Naloxone is a corrective drug that can be used to reverse the adverse effects of opioid misuse. The deaths from opioids occur when an individual takes an overdose of the drugs. However, Naloxone can be administered and help the patient recover. As noted earlier, opioids overdose death rates in the state of Florida are on the rise. This implies that people who take an overdose of opioids do not get the necessary interventions that could help in preventing deaths. Therefore, I recommend that the Naloxone should be made easy to access by the members of the public. This will ensure that even in the cases of drug overdose, those people who respond to such emergencies can save lives by administering a dose of Naloxone. This drug does not require advanced skills to administer and which means that any person responding to an emergency such as family members, police officers, and firefighters can apply the medication (Nelson, Juurlink, and Perrone1454). The purchase of this drug should be allowed without prescription to ensure that any person can access it. Also, patients using opioids or those individuals with addiction can be encouraged to have this medication to effectively respond to overdoses.
Public Awareness and Education Campaigns

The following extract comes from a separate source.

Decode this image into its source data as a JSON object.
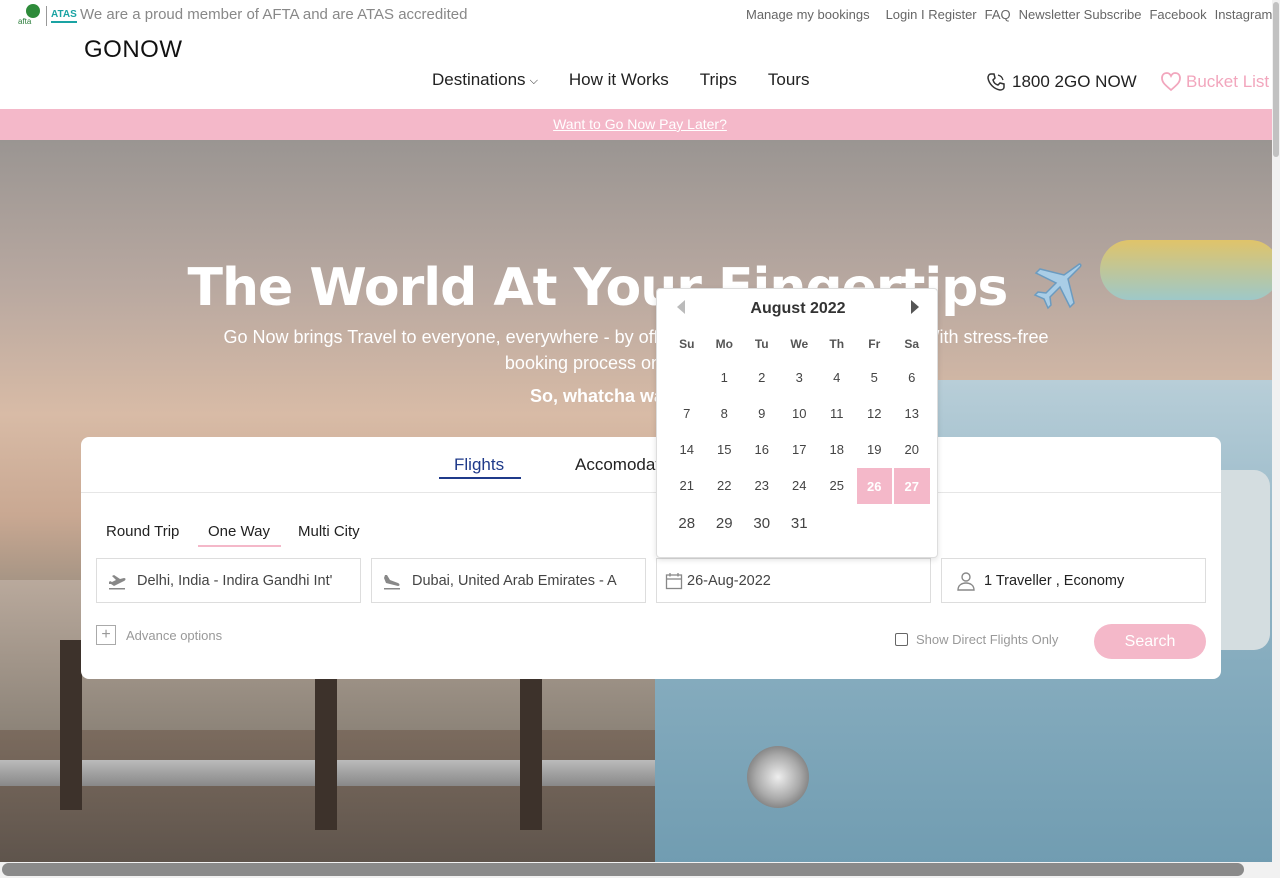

Public awareness campaigns are effective ways of educating the public about the dangers of opioid misuse. Through these campaigns, health professionals should teach the citizens of Florida State on the effects of drug abuse, how the addicts can recover, and how to prevent addiction. The campaign should target the youth as they are mostly affected by this epidemic as well as those patients with opioid prescriptions. The youth and middle-aged adults take the drugs for pleasure and hence they should be educated on the negative side effects of such behaviors (Srivastava and Gold 5). The should be educated on the dangers of abusing the prescribed drugs or sharing with other people. Such a campaign would make the citizens of the Florida aware of the dangers of opioid misuse and help in reducing drug abuse.
The above recommendations are some of the practical solutions that can help in alleviating the effects of opioid abuse in the state of Florida. These can be well implemented by the office of the governor, who is the chief authority figure in the state of Florida. Additionally, the governor oversees the state budget and formation of regulations that would help in implementing the above measures.
National Institute of Health. "Florida Opioid Summary." National Institute on Drug Abuse, Jul. 2016, https://www.drugabuse.gov/drugs-abuse/opioids/opioid-summaries-by- state/florida-opioid-summary. Accessed 24 Oct. 2018.
Nelson, Lewis S., David N. Juurlink, and Jeanmarie Perrone. "Addressing the opioid epidemic." Jama 314.14 (2015): 1453-1454. Print.
Rudd, Rose A., et al. "Increases in drug and opioid overdose deaths—United States, 2000– 2014." American Journal of Transplantation 16.4 (2016): 1323-1327. Print.
Surratt, Hilary L., et al. "Reductions in prescription opioid diversion following recent legislative interventions in Florida." Pharmacoepidemiology and drug safety 23.3 (2014): 314-320. Print.
Srivastava, A. Benjamin, and Mark S. Gold. "Beyond Supply: How We Must Tackle the Opioid Epidemic." Mayo Clinic Proceedings 93.3 (2018). Print.